lucky kitten
All Nick Hornby's books are the same - and they are all wonderful. "Same" because the characters are so "real." They are not perfect. In fact they aren't anywhere near being perfect. But they are all lovable. This is the kind of book that gives me a good feeling about humanity - and helps me forget (temporarily) all the terrible things that are going on in the world.

I was a bit hesitant about reading "High Fidelity," since I know nothing about the current (even remotely current) music scene. I think I could recognize a Frank Sinatra rendition, or maybe even Simon & Garfunkel, but other than that, it's strictly the ancient guys. But although pop music was woven throughout the entire novel, it never sidetracked me from Hornby's main focus on the characters: Rob (the narrator and protagonist), Barry, Dick, and Laura.

Rob is obsessed with sex - and even more obsessed with thinking about it. Nothing unusual or wrong with that. More power to him. You even love him for being so flummoxed by sex. He also thinks a lot about his life - how baffling it is and how unfair that it hasn't turned out better for him. He just sort of bumbles along, then makes lists when prospects seem too overwhelming.
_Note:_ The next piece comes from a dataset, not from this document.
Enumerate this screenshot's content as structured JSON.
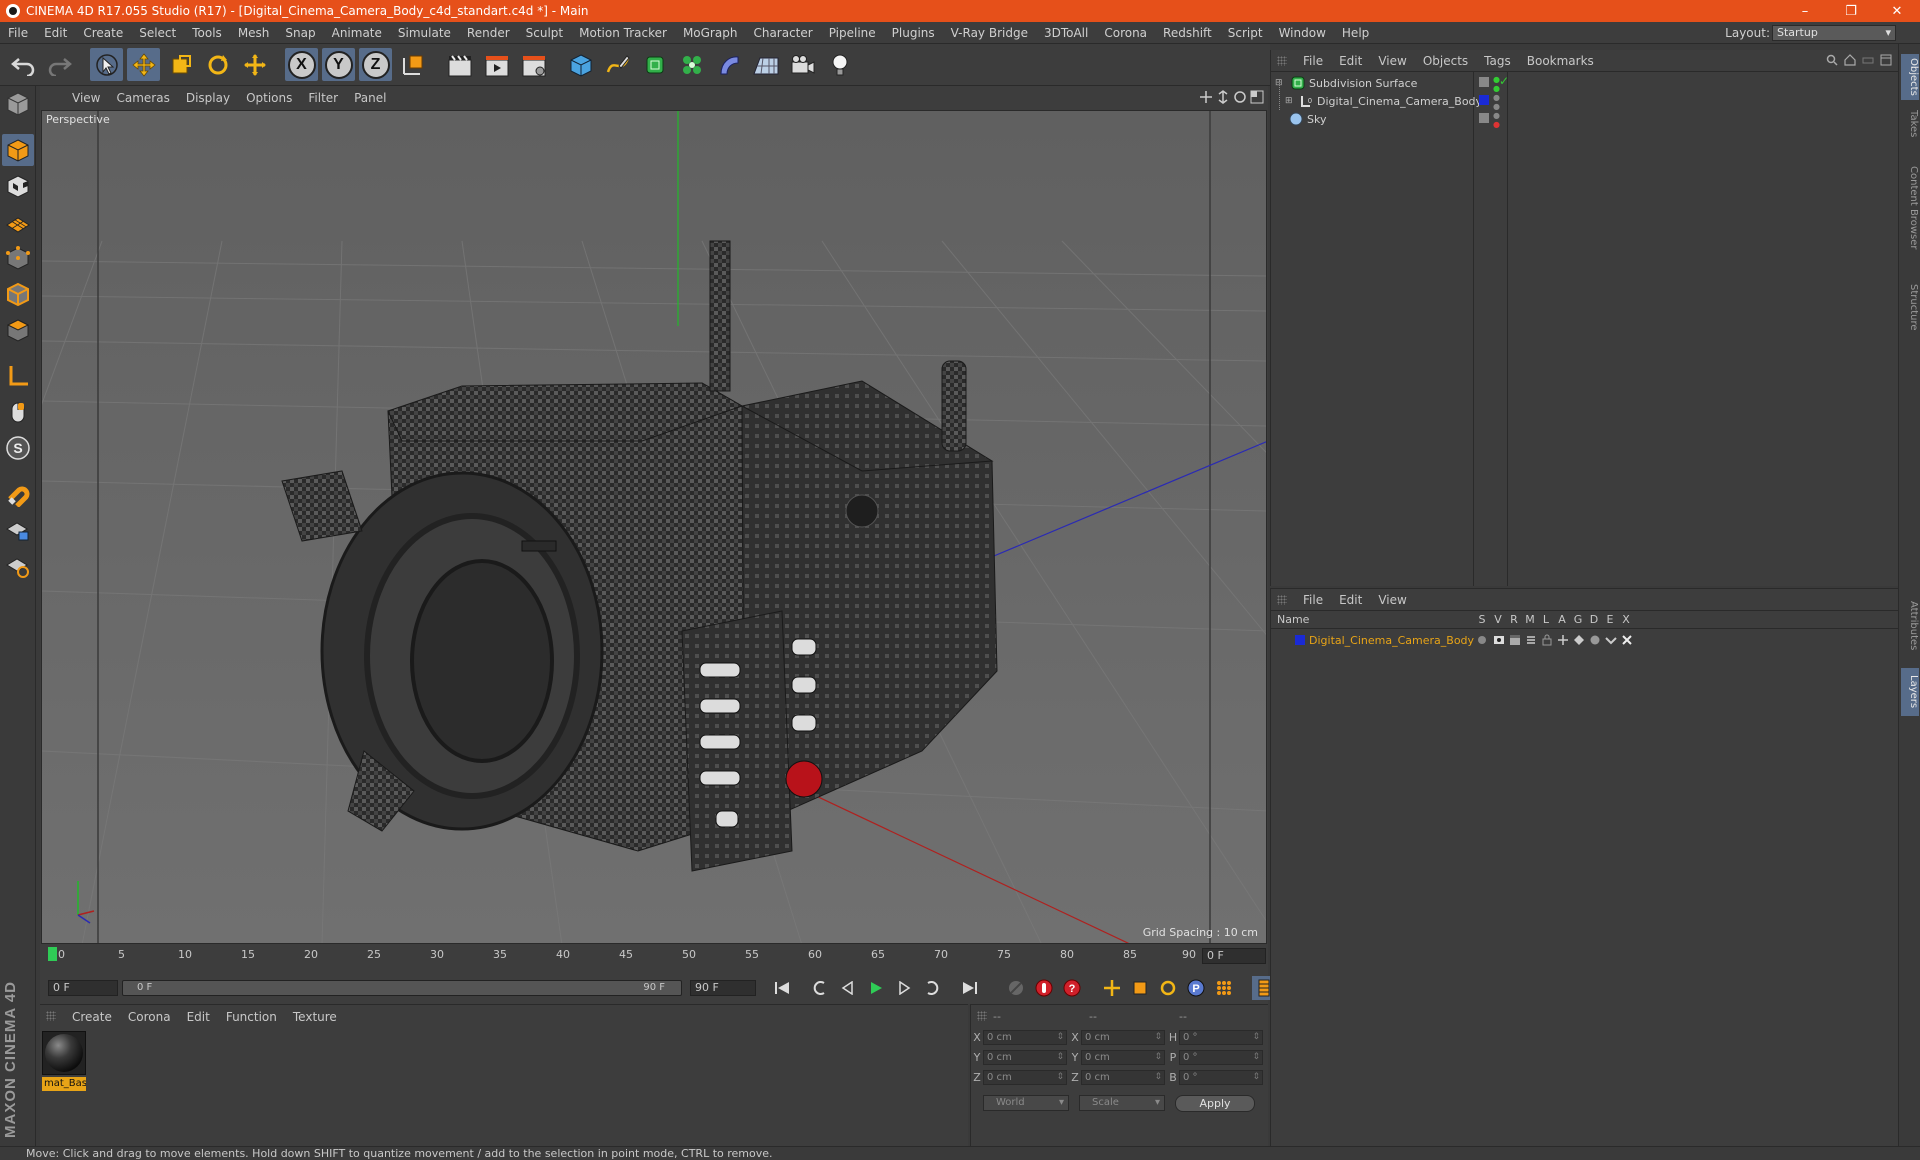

What I like so much about Rob (and other Hornby characters) is that the reader gets to peer inside their heads. You get to know what they are really thinking. Not that their thinking is particularly profound. It's just a sort of puttering along, here and there, without much focus. And that seems (and feels) so human. 4-1/2 stars
Breder
I enjoyed the story line and the book. It was assigned in my novel writing class at Emerson College. The writing was clear and a good beginner's writing sample. Unfortunately, I had already seen the movie and I wasn't looking forward to reading it. I can say slidly that it was much better than the movie with John Cusack. If you've seen the actor, you know the type of movies he's type-cast in. Either you like him or not. I usually like his work. I like Nick Hornby's version much better.
High Fidelity